  1. Happy Birthday Holy Mary, Mother of God!

    St. Philip Neri said,

    “When we make this prayer to our Blessed Lady, we give her every possible praise in the least possible compass, because we call her by her name of MARY, and give her those two great titles of Virgin, and Mother of God, and then name JESUS, the fruit of her most pure womb.”

  2. Legisperitus says:

    Kansas City, here you come…?

  3. Julia_Augusta says:

    Are you going to Rome? Or a monastery in France?

  4. rhhenry says:

    Gower, MO?

  5. youngcatholicgirl says:

    I believe Father is headed to Gower, Missouri, for the dedication of the abbatial church of the Benedictines of Mary. I know the floor in that last picture; two vocation retreats last year (one to Gower!) took me through the Kansas City airport.

  6. Joe in Canada says:

    I believe the floor design is a labyrinth. If you have a picture taken of yourself following it, you may get a pass to the next meeting of the LCWR.

  7. Andreas says:
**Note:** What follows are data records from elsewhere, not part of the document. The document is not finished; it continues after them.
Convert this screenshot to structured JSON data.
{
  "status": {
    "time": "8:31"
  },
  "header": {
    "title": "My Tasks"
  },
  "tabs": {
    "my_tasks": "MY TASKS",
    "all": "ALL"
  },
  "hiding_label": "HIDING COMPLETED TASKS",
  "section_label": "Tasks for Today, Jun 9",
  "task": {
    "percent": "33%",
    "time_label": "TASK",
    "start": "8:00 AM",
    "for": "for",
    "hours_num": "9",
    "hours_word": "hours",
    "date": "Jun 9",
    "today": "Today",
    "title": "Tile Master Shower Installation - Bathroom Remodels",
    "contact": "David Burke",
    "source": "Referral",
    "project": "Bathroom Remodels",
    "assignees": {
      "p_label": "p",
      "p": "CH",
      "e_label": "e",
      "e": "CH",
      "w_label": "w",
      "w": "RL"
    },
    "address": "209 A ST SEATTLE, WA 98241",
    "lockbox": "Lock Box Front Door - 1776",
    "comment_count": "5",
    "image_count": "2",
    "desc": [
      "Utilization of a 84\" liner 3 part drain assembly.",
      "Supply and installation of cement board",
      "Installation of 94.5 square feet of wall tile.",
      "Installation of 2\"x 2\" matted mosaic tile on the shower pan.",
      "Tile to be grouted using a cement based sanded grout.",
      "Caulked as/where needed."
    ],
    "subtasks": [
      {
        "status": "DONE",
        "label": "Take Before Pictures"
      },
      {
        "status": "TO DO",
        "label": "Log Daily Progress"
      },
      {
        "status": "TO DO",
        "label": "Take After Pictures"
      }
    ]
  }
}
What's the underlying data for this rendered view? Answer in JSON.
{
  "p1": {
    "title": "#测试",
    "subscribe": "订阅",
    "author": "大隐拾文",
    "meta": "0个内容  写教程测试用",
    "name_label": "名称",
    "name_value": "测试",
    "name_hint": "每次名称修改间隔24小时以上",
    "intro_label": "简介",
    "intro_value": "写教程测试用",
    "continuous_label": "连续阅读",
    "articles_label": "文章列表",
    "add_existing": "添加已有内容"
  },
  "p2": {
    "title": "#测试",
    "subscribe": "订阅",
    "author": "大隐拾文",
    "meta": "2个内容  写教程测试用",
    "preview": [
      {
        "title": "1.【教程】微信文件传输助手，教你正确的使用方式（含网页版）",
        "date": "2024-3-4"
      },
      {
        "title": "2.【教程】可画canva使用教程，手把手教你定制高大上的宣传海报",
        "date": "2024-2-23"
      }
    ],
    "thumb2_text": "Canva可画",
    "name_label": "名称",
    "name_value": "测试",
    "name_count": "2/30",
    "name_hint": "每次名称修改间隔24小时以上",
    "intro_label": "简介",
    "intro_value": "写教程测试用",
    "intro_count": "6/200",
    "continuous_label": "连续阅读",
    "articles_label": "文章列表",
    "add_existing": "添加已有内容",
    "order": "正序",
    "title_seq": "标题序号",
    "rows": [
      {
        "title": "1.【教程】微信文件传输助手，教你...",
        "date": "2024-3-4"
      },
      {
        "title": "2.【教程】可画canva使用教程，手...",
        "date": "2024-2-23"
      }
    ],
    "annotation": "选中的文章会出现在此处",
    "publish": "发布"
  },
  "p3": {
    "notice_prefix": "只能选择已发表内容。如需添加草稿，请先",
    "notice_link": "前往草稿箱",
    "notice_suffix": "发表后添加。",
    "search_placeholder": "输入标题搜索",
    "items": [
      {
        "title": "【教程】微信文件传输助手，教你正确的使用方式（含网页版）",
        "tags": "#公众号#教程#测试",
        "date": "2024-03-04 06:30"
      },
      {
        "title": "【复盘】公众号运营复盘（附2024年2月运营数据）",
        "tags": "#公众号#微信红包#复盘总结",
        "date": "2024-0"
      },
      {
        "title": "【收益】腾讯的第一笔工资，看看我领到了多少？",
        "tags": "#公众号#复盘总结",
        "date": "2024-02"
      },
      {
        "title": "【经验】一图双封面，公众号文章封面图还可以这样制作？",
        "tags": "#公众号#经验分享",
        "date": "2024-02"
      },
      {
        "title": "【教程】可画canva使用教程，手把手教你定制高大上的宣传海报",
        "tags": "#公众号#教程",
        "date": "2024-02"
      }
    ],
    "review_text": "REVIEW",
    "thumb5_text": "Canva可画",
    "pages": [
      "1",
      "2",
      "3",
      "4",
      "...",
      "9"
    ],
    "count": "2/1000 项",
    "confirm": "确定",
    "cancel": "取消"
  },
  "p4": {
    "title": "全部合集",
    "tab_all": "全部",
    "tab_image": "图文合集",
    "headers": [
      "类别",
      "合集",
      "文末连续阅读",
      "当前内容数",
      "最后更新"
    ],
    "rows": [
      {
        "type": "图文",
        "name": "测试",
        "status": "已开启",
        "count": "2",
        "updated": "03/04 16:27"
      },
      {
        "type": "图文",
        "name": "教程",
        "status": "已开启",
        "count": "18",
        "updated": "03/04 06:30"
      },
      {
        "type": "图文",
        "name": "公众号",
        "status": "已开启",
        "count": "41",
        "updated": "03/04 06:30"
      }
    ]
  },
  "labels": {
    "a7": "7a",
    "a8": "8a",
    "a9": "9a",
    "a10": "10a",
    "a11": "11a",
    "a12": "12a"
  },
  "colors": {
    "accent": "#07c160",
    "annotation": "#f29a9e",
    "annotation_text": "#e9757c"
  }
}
    With the help of youngcatholicgirl’s note, I believe I may have found an article about the unusual floor design at the following website: http://www.kcur.org/post/kci-terminal-closing-public-art-remains-now#stream/0. It appears to be part of an art work called ‘Polarities’. To wit (as per the article): “The design for Polarities, the blue terrazzo floors created by New York City-based artists Kristin Jones and Andrew Ginzel, was altered, in part, by a city council member. She argued that arrows on the floor, included in the original proposal, would be confusing. Instead, the artist team created “a collection of overlapping systems created by brass plus and minus symbols, suggesting the infinite depth of space and images which create a sense of groundlessness, of suspense, of flight, of freedom”.”